• Problem description: For each line of the listing that holds "Parametry", show the full line.

• Dataset excerpts:
BEGIN

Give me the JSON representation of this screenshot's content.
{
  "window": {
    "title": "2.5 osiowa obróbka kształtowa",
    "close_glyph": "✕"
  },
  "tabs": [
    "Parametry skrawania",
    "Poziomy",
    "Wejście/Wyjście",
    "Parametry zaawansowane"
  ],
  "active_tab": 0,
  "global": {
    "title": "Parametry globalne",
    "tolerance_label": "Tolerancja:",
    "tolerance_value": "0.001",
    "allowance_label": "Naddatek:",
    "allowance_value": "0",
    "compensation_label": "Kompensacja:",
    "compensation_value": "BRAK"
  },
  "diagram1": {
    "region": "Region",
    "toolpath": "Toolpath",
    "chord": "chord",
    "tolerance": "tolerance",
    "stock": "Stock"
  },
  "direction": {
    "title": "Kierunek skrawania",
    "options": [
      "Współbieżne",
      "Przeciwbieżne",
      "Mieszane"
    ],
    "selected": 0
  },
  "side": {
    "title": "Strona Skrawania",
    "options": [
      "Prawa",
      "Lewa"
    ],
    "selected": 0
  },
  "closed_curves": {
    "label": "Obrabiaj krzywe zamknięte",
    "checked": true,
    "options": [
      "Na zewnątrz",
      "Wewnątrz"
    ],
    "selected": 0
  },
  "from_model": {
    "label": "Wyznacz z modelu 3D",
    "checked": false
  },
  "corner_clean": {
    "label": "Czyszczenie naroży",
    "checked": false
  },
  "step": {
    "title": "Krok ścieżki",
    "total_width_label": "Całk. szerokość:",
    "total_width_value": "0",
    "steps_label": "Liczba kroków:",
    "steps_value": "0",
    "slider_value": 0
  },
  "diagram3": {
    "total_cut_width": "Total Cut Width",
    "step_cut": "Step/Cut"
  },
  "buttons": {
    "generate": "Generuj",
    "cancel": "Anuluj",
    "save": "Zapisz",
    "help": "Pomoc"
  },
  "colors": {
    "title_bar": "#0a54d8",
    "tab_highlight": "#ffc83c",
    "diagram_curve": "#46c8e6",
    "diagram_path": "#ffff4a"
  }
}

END

• Exercise response:
    "Parametry skrawania",
    "Parametry zaawansowane"
    "title": "Parametry globalne",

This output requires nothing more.